This is not the idle time I have written about before, either.  On the artist’s date there isn’t supposed to be any work done.  No dwelling on the story at hand, or the story to come, no contemplating revisions, visions, decisions.  These dates are all about play of a different sort.  Spoiled, bratty play.

I live, as I’ve mentioned, in a literal paradise, and my inner brat knows this.  My inner brat and the dog are furthermore in conspiracy for my time.  As goes the dog – in, out, in – no, out! so goes the brat.  Neither of them let go, really let go of their want to play until they get it.  It only lasts for a little while but, as with the dog, the well-exercised brat is more willing to come home again, plop down somewhere comfortable, and get back to being what it naturally is – in the case of the dog, a lazy sleeper.  In the case of the brat, a hard working and creative energy.

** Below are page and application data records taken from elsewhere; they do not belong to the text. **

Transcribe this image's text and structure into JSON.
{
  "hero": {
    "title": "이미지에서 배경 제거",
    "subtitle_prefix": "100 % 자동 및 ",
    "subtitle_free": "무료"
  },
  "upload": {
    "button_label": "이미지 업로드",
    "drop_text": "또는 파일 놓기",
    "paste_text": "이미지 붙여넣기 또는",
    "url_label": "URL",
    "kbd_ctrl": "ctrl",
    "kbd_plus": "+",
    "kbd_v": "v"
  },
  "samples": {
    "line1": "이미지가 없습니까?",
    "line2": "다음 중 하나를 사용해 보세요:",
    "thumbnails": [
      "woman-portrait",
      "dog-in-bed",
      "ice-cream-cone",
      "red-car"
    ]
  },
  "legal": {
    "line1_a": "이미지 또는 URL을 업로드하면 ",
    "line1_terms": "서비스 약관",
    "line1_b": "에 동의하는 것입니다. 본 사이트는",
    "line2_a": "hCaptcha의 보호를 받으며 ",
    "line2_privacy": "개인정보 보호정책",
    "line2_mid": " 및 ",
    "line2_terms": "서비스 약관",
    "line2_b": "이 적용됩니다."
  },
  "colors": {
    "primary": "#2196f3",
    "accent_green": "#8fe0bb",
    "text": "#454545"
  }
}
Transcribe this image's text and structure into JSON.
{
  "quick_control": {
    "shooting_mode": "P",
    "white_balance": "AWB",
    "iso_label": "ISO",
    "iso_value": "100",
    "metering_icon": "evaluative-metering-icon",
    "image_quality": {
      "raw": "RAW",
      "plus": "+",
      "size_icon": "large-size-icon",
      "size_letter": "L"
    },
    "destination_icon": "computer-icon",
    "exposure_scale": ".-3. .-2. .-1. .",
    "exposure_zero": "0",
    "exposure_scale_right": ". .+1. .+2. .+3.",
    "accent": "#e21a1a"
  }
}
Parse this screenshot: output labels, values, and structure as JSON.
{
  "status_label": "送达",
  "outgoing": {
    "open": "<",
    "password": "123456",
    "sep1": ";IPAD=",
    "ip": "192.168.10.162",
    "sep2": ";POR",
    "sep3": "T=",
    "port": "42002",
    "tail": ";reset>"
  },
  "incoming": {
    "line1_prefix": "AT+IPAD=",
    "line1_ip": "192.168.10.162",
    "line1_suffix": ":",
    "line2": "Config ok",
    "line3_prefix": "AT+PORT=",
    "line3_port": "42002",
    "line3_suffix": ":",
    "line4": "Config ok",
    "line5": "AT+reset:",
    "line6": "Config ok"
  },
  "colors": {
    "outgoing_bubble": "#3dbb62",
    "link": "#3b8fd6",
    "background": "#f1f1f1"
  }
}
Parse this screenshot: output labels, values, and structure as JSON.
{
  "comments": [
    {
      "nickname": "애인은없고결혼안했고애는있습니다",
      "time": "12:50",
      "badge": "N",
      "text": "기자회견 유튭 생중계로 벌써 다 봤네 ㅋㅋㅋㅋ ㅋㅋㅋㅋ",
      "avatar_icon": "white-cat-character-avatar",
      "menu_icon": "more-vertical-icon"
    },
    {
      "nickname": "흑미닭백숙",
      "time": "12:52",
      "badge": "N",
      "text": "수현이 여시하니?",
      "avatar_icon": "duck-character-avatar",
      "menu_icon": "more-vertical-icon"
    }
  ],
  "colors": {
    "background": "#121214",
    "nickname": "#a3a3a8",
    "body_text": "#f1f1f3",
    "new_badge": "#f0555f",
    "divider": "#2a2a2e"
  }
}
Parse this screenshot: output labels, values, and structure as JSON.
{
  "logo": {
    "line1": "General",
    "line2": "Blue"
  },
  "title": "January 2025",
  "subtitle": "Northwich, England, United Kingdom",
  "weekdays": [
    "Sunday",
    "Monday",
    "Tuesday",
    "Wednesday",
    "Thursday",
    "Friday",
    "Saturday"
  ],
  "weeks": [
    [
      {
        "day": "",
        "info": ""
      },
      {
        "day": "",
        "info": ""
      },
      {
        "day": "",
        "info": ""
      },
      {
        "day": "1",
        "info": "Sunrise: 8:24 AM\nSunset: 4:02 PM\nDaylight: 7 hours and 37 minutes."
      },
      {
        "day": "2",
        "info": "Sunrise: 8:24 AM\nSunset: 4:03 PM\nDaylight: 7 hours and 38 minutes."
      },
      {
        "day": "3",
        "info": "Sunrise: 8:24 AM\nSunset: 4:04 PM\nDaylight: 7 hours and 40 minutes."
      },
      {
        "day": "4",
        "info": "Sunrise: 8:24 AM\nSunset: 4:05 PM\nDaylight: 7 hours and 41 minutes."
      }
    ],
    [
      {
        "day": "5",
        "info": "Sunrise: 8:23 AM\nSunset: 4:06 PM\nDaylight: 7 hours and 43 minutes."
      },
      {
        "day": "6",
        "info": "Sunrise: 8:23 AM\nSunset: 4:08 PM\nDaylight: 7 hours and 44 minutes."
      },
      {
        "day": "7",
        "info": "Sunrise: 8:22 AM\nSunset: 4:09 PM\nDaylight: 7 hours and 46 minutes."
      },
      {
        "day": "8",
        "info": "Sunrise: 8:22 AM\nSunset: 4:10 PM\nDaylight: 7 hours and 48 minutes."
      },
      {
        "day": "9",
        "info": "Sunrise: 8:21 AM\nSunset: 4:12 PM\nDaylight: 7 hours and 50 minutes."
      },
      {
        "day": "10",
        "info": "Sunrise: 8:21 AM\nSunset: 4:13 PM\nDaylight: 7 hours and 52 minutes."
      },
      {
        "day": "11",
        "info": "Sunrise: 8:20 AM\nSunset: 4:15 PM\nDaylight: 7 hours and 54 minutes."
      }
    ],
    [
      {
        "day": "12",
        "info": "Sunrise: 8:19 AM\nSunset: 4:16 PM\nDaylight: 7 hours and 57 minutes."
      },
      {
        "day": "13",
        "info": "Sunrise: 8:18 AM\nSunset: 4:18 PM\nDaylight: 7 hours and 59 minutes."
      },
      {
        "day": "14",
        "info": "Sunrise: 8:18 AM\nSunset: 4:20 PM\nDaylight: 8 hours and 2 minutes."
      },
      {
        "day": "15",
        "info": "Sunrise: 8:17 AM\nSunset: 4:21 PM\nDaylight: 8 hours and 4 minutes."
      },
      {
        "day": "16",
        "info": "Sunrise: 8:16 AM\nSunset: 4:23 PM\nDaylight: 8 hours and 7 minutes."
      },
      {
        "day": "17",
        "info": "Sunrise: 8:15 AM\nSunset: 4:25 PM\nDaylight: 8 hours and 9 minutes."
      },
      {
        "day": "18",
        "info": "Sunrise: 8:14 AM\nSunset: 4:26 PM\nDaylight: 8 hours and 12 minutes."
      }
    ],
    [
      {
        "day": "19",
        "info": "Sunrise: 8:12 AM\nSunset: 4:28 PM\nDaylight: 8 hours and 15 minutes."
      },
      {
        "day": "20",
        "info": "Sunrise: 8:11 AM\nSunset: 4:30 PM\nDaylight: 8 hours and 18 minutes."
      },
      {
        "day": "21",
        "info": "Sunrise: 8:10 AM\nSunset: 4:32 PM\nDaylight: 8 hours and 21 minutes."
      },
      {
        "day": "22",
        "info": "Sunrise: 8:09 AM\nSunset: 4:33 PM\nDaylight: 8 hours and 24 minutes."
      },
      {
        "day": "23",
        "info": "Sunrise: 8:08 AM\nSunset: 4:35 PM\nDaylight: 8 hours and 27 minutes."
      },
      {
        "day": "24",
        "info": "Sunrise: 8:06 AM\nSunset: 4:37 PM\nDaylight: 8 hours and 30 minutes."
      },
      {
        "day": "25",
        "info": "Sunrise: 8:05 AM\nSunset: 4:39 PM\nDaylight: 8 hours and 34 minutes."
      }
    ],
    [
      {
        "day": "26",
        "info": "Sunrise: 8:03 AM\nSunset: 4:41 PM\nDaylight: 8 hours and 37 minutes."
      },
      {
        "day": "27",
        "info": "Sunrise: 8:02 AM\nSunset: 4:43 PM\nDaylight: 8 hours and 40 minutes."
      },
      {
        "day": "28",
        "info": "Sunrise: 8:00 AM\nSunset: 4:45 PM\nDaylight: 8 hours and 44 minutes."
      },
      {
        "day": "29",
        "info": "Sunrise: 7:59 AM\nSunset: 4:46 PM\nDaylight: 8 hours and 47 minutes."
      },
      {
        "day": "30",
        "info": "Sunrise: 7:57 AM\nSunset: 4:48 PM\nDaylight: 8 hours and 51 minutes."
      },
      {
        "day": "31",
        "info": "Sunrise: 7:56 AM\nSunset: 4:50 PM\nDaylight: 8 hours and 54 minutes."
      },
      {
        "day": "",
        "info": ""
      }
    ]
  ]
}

There is one main caveat with the artist date, and it must be honored if the date is to be successful.  You must go alone with your brat.  You cannot combine this event with a date with your partner, or even by dragging the dog along.  The brat demands its own attention.  I suppose this fits in with the idea of the erotic muse.  Relationships need their time, even those we have with ourselves.

So, I am planning to spend some brat time.  I have to, because the brat holds a bevy of creative treasures for me when we get back.  Greater progress with my revisions, for example, and maybe completion of the new story idea that I’ve had for two weeks now (and done nothing with).  I don’t yet know what we will do, but a little money and a little excess will make the investment all worthwhile.

When we get back perhaps we’ll update you on how things went.

Meanwhile, what do y0u do for your artist dates?  Do you do them at all?

Advertisements

6 comments on “Artist As Child (Spoil her and be rewarded)

  1. Pamper that brat.

    I don’t consider myself to have an inner child needing nourishment from the inky teat so to speak. But I definitely need to recharge and stock up on outside influences and inspiration to keep the brat alive.

    Any time I can sit down and type is a sort of sacred time space. I am grumpy if disturbed; unwilling to aid others and devoted to my writing, entranced. Maybe I do have a brat…

  2. R.L. Warner says:

    Yes. My brat and I go for long drives with all the windows down. We wear bright red lipstick and big sunglasses and honk at trucks. We go shopping for clothes and try on hats. To top it all off, we drink wine, lots of wine, and talk late into the evening, divulging secrets we would never share while sober. My husband usually picks us up and puts us to bed. We avoid each other in the morning.

    I think my brat is less of a child and more of an irresponsible twenty-something diva.

  3. Catie A. says:

    It sounds like you need a visit from Autumn to learn how a brat needs attention. Also, have you seen the movie “Up”? You have “squirrel!!” right now!! Good luck and have fun my friend!! 🙂 lol

  4. fickfilme says:

    I in addition to my guys have been checking out the best items located on your site while before long I got an awful feeling I never thanked the
    website owner for those tips. Most of the ladies are actually absolutely glad to learn all of them
    and have in effect honestly been having fun with those things.
    I appreciate you for truly being very considerate and also for selecting variety of
    good subject matter most people are really wanting to
    know about. Our honest regret for not saying thanks to you earlier.

Leave a Reply

Fill in your details below or click an icon to log in:

WordPress.com Logo

You are commenting using your WordPress.com account. Log Out / Change )

Twitter picture

You are commenting using your Twitter account. Log Out / Change )

Facebook photo

You are commenting using your Facebook account. Log Out / Change )

Google+ photo

You are commenting using your Google+ account. Log Out / Change )

Connecting to %s